HOLIDAYS is this really cool horror anthology produced by John Hegeman and Adam Egypt Mortimer that features eight original short “holidays” tales, each made by a different director. I starred in producer/director Adam Egypt Mortimer’s “New Years Eve” which closes the film. It’s this creepy, darkly funny tale featuring one hell of a twist, about two individuals with “not such good intentions” who end up colliding with each other on New Years Eve. Fantastically written by Kevin Kolsch and Dennis Widmyer (and produced by Georg Kallert and Peter Nieves), NYE was just a total blast to shoot. Reggie (the character I play) was one of those rare opportunities to completely disappear into character and me and Lorenza Izzo (who stars in it with me) just had so much fun with it – and Adam’s such a talented director. Megan Duffy is terrific in it too. Everyone involved pulled off something pretty unique and cool.
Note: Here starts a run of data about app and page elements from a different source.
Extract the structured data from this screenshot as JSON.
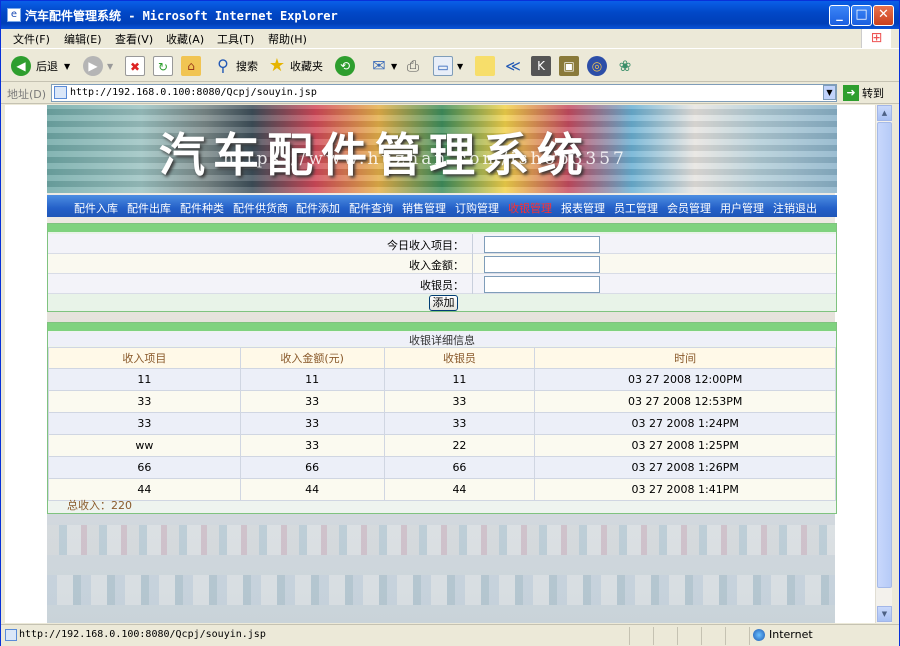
{
  "window": {
    "title": "汽车配件管理系统 - Microsoft Internet Explorer",
    "minimize": "_",
    "maximize": "□",
    "close": "✕"
  },
  "menu": [
    "文件(F)",
    "编辑(E)",
    "查看(V)",
    "收藏(A)",
    "工具(T)",
    "帮助(H)"
  ],
  "toolbar": {
    "back": "后退",
    "search": "搜索",
    "favorites": "收藏夹"
  },
  "address": {
    "label": "地址(D)",
    "url": "http://192.168.0.100:8080/Qcpj/souyin.jsp",
    "go": "转到"
  },
  "banner": {
    "title": "汽车配件管理系统",
    "watermark": "https://www.huzhan.com/ishop3357"
  },
  "nav": [
    {
      "label": "配件入库",
      "active": false
    },
    {
      "label": "配件出库",
      "active": false
    },
    {
      "label": "配件种类",
      "active": false
    },
    {
      "label": "配件供货商",
      "active": false
    },
    {
      "label": "配件添加",
      "active": false
    },
    {
      "label": "配件查询",
      "active": false
    },
    {
      "label": "销售管理",
      "active": false
    },
    {
      "label": "订购管理",
      "active": false
    },
    {
      "label": "收银管理",
      "active": true
    },
    {
      "label": "报表管理",
      "active": false
    },
    {
      "label": "员工管理",
      "active": false
    },
    {
      "label": "会员管理",
      "active": false
    },
    {
      "label": "用户管理",
      "active": false
    },
    {
      "label": "注销退出",
      "active": false
    }
  ],
  "form": {
    "item_label": "今日收入项目：",
    "amount_label": "收入金额：",
    "cashier_label": "收银员：",
    "item_value": "",
    "amount_value": "",
    "cashier_value": "",
    "add_button": "添加"
  },
  "records": {
    "title": "收银详细信息",
    "columns": [
      "收入项目",
      "收入金额(元)",
      "收银员",
      "时间"
    ],
    "rows": [
      [
        "11",
        "11",
        "11",
        "03 27 2008 12:00PM"
      ],
      [
        "33",
        "33",
        "33",
        "03 27 2008 12:53PM"
      ],
      [
        "33",
        "33",
        "33",
        "03 27 2008 1:24PM"
      ],
      [
        "ww",
        "33",
        "22",
        "03 27 2008 1:25PM"
      ],
      [
        "66",
        "66",
        "66",
        "03 27 2008 1:26PM"
      ],
      [
        "44",
        "44",
        "44",
        "03 27 2008 1:41PM"
      ]
    ],
    "total": "总收入：220"
  },
  "status": {
    "url": "http://192.168.0.100:8080/Qcpj/souyin.jsp",
    "zone": "Internet"
  },
  "colors": {
    "nav_bg": "#2460c8",
    "nav_active": "#ff3030",
    "panel_bar": "#7fd27f",
    "header_text": "#8a5a2b"
  }
}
I mean, you don’t get asked to premiere at the 2016 Tribeca Film Festival and get released globally the next day if your movie sucks. (Laughs).
ALL FOR NIKKI is kinda a modern-day True Romance I shot in late 2014. It’s a black comedy where I play this paramedic father who makes a pretty bad choice that leads to a night from hell stuck with a coked-up couple having an affair (played in the film by Grant Harvey and Gia Mantegna), a severed finger and a crazy possessive Rock Star husband. It’s a great cast and a super fun flick that will be released later this fall.
Do you have any funny stories you can share from the NYE set?
Adam (the director) wanted to go as creepy and repulsive with my character as possible (which was awesome) so I decided to give Reggie these disgustingly dirty teeth. Most of the cast and crew could barely look at me because of them. Which, obviously, I then made a point to showcase and display whenever possible! 🙂
What are your favorite and least favorite holidays?
Favorite is tough… Halloween and Christmas are neck and neck. Least favorite?…. I don’t think there is one. I love any excuse to party with friends and family.
Our website is called Talk Nerdy With Us: Do you have any nerdy inclinations?
Are you kidding? (Laughs) My wife spends most days removing the Aliens and Marvel action figures I surreptitiously place around the house. I’m currently wearing BB-8 socks, Doctor Who underwear, a Winchester Brothers tee-shirt, Guardians of the Galaxy is playing on the TV behind me – next to the two-handed broadsword of William Wallace mounted on my wall – and I have a Flux Capacitor plugged into the lighter of my car…. I couldn’t hide my nerdy if I tried. (Laughs).